James Corden has highlighted what he sees as a class problem within the world of acting.
Before making it big as the host of ‘The Late, Late Show’, James was known first and foremost for his acting on both stage and screen, with notable roles in ‘Fat Friends’, ‘The History Boys’, ‘One Man, Two Guvnors’ and ‘Into The Woods’.
However, he’s lamented the fact that the current crop of British stars have turned acting into an “elitist sport” that is making it more difficult for aspiring performers to break into.
Speaking to GQ, he explained: “I’ve come to the conclusion that it is about class. Look at my career... I mean, that’s quite a lot of good stuff!
“Douglas Booth has got a great career, he’s a brilliant actor, but he’s never going to encounter the sort of shit like I’ve had. Nor will Tom Hiddleston. Nor Eddie Redmayne. Nor Benedict Cumberbatch. I fear acting is becoming an elitist sport and I worry about where that lands us culturally. I really do.”
James’s comments echo remarks made by fellow British stars Julie Walters and Christopher Eccleston, with the latter claiming last year: “All the classical roles in London’s West End go to white, middle-class males, and we get a culture that resultantly bland. To be honest, I find it very disturbing.”
However, this idea was shunned by Laurence Fox back in February, who said he was tired of having his privileged background mentioned in relation to his success.

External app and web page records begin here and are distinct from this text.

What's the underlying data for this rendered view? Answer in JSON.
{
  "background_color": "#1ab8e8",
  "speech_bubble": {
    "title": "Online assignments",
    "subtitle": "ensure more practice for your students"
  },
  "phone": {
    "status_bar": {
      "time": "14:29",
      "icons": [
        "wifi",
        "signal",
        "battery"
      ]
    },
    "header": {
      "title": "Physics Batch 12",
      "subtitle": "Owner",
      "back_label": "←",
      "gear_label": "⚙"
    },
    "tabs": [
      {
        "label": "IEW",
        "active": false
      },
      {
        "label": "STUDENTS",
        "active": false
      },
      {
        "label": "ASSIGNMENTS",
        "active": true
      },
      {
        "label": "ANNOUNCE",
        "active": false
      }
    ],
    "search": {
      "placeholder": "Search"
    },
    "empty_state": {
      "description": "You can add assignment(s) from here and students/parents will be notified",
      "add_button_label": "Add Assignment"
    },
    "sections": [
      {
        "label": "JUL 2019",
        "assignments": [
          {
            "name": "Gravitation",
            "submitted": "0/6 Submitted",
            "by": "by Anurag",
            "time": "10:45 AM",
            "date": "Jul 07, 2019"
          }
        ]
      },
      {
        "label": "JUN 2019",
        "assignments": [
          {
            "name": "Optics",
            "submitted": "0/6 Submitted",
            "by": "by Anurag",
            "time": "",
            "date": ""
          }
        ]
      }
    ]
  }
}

James’s GQ interview also sees him discussing the future of his ‘Carpool Karaoke’ sketches, revealing there’s one star he’s still unable to pin down to appear in the segment.